Read the listing below and copy out each line where the word "quis" occurs.

(Beginning of Materials provided)

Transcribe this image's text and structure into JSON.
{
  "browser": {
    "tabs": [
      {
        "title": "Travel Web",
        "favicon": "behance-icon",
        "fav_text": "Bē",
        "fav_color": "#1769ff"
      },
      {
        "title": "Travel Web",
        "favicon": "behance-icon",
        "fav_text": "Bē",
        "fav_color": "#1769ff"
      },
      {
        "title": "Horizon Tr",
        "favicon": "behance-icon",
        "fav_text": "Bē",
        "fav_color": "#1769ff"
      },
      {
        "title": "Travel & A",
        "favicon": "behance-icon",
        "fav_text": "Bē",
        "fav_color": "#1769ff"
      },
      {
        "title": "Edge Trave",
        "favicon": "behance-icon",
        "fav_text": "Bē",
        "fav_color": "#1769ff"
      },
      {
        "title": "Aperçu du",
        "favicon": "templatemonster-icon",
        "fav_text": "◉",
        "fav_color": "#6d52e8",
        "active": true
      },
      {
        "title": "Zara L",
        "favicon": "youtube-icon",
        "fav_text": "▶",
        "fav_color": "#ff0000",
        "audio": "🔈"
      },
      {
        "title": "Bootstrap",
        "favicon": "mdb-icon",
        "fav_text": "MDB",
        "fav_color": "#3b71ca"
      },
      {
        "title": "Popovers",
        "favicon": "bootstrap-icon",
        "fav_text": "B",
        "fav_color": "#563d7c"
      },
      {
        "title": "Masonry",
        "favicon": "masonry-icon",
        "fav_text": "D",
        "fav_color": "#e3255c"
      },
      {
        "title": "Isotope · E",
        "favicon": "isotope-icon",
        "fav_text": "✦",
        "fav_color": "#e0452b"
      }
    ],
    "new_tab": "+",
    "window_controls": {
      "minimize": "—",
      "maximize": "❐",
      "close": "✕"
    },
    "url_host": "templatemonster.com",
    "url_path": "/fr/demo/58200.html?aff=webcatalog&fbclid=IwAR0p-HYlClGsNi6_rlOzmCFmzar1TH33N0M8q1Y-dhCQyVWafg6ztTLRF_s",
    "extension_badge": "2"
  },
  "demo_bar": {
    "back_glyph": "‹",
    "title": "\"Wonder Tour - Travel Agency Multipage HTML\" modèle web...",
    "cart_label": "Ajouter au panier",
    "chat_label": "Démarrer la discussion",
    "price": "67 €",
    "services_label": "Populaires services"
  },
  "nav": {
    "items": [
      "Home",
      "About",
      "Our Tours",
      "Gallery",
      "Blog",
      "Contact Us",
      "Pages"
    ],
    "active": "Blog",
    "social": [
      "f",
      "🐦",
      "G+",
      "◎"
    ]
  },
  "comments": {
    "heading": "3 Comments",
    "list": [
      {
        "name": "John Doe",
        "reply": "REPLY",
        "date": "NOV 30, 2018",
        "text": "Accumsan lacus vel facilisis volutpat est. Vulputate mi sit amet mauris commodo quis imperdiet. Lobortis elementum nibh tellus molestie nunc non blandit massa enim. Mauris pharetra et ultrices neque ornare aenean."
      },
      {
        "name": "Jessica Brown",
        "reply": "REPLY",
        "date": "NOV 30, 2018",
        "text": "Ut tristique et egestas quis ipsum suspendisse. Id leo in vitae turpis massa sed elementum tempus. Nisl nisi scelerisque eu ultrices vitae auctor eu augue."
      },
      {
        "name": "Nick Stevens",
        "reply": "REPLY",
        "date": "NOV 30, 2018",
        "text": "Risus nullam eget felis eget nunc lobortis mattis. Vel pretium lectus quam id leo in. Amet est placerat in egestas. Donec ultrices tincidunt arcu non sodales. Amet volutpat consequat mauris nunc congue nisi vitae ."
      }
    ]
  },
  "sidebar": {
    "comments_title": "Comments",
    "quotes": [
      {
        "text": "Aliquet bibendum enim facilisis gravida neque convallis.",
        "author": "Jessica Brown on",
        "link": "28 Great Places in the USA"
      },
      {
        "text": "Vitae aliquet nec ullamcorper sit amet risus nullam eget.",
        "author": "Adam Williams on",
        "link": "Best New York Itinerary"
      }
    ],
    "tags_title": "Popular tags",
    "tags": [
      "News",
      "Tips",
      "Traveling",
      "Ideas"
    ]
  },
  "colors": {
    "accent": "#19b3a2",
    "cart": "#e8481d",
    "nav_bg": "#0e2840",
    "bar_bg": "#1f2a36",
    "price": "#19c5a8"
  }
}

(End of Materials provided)

Problem solution -
        "text": "Accumsan lacus vel facilisis volutpat est. Vulputate mi sit amet mauris commodo quis imperdiet. Lobortis elementum nibh tellus molestie nunc non blandit massa enim. Mauris pharetra et ultrices neque ornare aenean."
        "text": "Ut tristique et egestas quis ipsum suspendisse. Id leo in vitae turpis massa sed elementum tempus. Nisl nisi scelerisque eu ultrices vitae auctor eu augue."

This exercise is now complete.